We are not talking about vinca vine which is, as the same says, a ground cover vine. Don't mistake the 2. We're talking about the summer flowering annual, here, which is totally different.
The Vinca flowers are unique because some have different colored centers, which makes them stand out as vinca. See the image above for an example of this flower.
Vinca is also popular with professionals because, like begonias, it's often used in large groupings, which makes for a massive showing of color.
Vinca is another plant that needs no care at all after planting. Once in the ground, if conditions are good, it will thrive.
When talking about the best annuals for sun, we couldn't forget the much loved pansy.
Here in our growing zone, pansies are considered a fall annual. They are planted in the fall, replacing the summer annuals that will die at the first frost. You see, pansies don't die when cold sets in. They actually overwinter - even in the snow - and rebloom in the spring, or during the winter if temperatures are above degrees.
The reason they do well in the fall and spring is because pansies do not like summer heat. They do like full sun however, as long as the temperatures stay moderate. Once hot weather arrives, they get leggy and straggly.
This is why in the fall you'll often see professionals replacing summer full sun annuals with pansies. Then, come spring, they bloom early and continue until the weather gets hot. So, in May or June they're replaced by summer annuals. And the cycle continues year after year.
Fall pansies - Sept. through May.
Summer Annuals - May through Sept.
Pansies come in a wide variety of colors. Some flowers are multicolored, with the dark colors resembling faces.

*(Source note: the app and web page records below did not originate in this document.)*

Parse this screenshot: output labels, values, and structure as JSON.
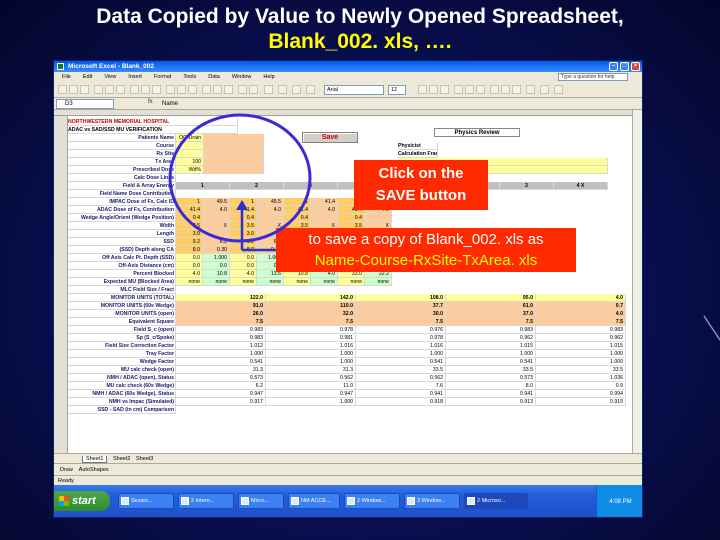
{
  "slide": {
    "title_line1": "Data Copied by  Value to Newly Opened Spreadsheet,",
    "title_line2": "Blank_002. xls, …."
  },
  "excel": {
    "window_title": "Microsoft Excel - Blank_002",
    "menu": [
      "File",
      "Edit",
      "View",
      "Insert",
      "Format",
      "Tools",
      "Data",
      "Window",
      "Help"
    ],
    "help_placeholder": "Type a question for help",
    "font_name": "Arial",
    "font_size": "12",
    "name_box": "D3",
    "formula_value": "Name",
    "save_button_label": "Save",
    "physics_review_label": "Physics Review",
    "sheet_tabs": [
      "Sheet1",
      "Sheet2",
      "Sheet3"
    ],
    "draw_label": "Draw",
    "autoshapes_label": "AutoShapes",
    "status": "Ready",
    "taskbar": {
      "start_label": "start",
      "items": [
        "Sessio...",
        "2 Intern...",
        "Micro...",
        "NM ACCE...",
        "2 Window...",
        "3 Window...",
        "2 Microso..."
      ],
      "clock": "4:08 PM"
    },
    "header_rows": [
      "NORTHWESTERN MEMORIAL HOSPITAL",
      "ADAC vs SAD/SSD MU VERIFICATION"
    ],
    "left_labels": [
      "Patients Name",
      "Course",
      "Rx Site",
      "Tx Area",
      "Prescribed Dose",
      "Calc Dose Lines",
      "Field & Array Energy",
      "Field Name  Dose Contribution",
      "IMPAC Dose of Fx, Calc ID",
      "ADAC Dose of Fx, Contribution",
      "Wedge Angle/Orient (Wedge Position)",
      "Width",
      "Length",
      "SSD",
      "(SSD) Depth along CA",
      "Off Axis Calc Pt. Depth (SSD)",
      "Off-Axis Distance (cm)",
      "Percent Blocked",
      "Expected MU (Blocked Area)",
      "MLC Field Size / Fract",
      "MONITOR UNITS (TOTAL)",
      "MONITOR UNITS (60s Wedge)",
      "MONITOR UNITS (open)",
      "Equivalent Square",
      "Field S_c (open)",
      "Sp (S_c/Spoke)",
      "Field Size Correction Factor",
      "Tray Factor",
      "Wedge Factor",
      "MU calc check (open)",
      "NMH / ADAC (open), Status",
      "MU calc check (60s Wedge)",
      "NMH / ADAC (60s Wedge), Status",
      "NMH vs Impac (Simulated)",
      "SSD - SAD (in cm) Comparison"
    ],
    "input_values": [
      "OO Drain",
      "",
      "",
      "100",
      "Wd%"
    ],
    "right_labels": [
      "Physicist",
      "Calculation Frames/Chart Timestamp"
    ],
    "field_headers": [
      "1",
      "2",
      "3",
      "4 X",
      "1",
      "2",
      "3",
      "4 X"
    ],
    "rows_block_a": [
      [
        "1",
        "49.5",
        "1",
        "45.5",
        "1",
        "41.4",
        "1",
        "4.0"
      ],
      [
        "41.4",
        "4.0",
        "41.4",
        "4.0",
        "41.4",
        "4.0",
        "41.4",
        "4.0"
      ],
      [
        "0.4",
        "",
        "0.4",
        "",
        "0.4",
        "",
        "0.4",
        ""
      ],
      [
        "3.5",
        "X",
        "3.5",
        "X",
        "3.5",
        "X",
        "3.5",
        "X"
      ],
      [
        "3.0",
        "",
        "3.0",
        "",
        "3.0",
        "",
        "3.0",
        ""
      ],
      [
        "9.2",
        "6.2",
        "9.2",
        "6.2",
        "9.2",
        "6.2",
        "9.2",
        "6.2"
      ],
      [
        "8.0",
        "0.30",
        "8.0",
        "0.30",
        "8.0",
        "0.30",
        "8.0",
        "0.30"
      ],
      [
        "0.0",
        "1.000",
        "0.0",
        "1.000",
        "33.0",
        "1.000",
        "0.0",
        "1.000"
      ],
      [
        "0.0",
        "0.0",
        "0.0",
        "0.0",
        "0.0",
        "0.0",
        "0.0",
        "0.0"
      ],
      [
        "4.0",
        "10.8",
        "4.0",
        "13.6",
        "10.8",
        "4.0",
        "33.0",
        "22.2"
      ],
      [
        "none",
        "none",
        "none",
        "none",
        "none",
        "none",
        "none",
        "none"
      ]
    ],
    "mu_totals": [
      [
        "122.0",
        "142.0",
        "108.0",
        "95.0",
        "4.0"
      ],
      [
        "91.0",
        "110.0",
        "37.7",
        "61.0",
        "0.7"
      ],
      [
        "26.0",
        "32.0",
        "30.0",
        "37.0",
        "4.0"
      ],
      [
        "7.5",
        "7.5",
        "7.5",
        "7.5",
        "7.5"
      ]
    ],
    "rows_block_b": [
      [
        "0.983",
        "0.978",
        "0.976",
        "0.983",
        "0.983"
      ],
      [
        "0.983",
        "0.981",
        "0.978",
        "0.962",
        "0.962"
      ],
      [
        "1.012",
        "1.016",
        "1.016",
        "1.015",
        "1.015"
      ],
      [
        "1.000",
        "1.000",
        "1.000",
        "1.000",
        "1.000"
      ],
      [
        "0.541",
        "1.000",
        "0.541",
        "0.541",
        "1.000"
      ],
      [
        "31.3",
        "31.3",
        "33.5",
        "33.5",
        "33.5"
      ],
      [
        "0.573",
        "0.562",
        "0.562",
        "0.573",
        "1.036"
      ],
      [
        "6.2",
        "11.0",
        "7.6",
        "8.0",
        "0.9"
      ],
      [
        "0.947",
        "0.947",
        "0.941",
        "0.941",
        "0.994"
      ],
      [
        "0.917",
        "1.000",
        "0.918",
        "0.913",
        "0.919"
      ]
    ],
    "annotation_1": "Click on the SAVE button",
    "annotation_1_line1": "Click on the",
    "annotation_1_line2": "SAVE button",
    "annotation_2_line1": "to save a copy of Blank_002. xls as",
    "annotation_2_line2": "Name-Course-RxSite-TxArea. xls"
  }
}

This is why the pansy plant has been known as the flower with the faces.
The Best Annuals For Sun - The Rest Of The List
The previous list of the best annuals for sun is indeed a list of our top picks for easy plants to grow and maintain. We know that any list like this is subjective, and we know we've left a lot out.
However, if you'e a beginning gardener, it may be a good place to start. But - and we say with PASSION - that's only the start. Once you're on the journey, we hope you'll be enthralled and want to continue on the path to garden mastery by experimenting with other plants over time.
By all means, we'd love to hear your comments below.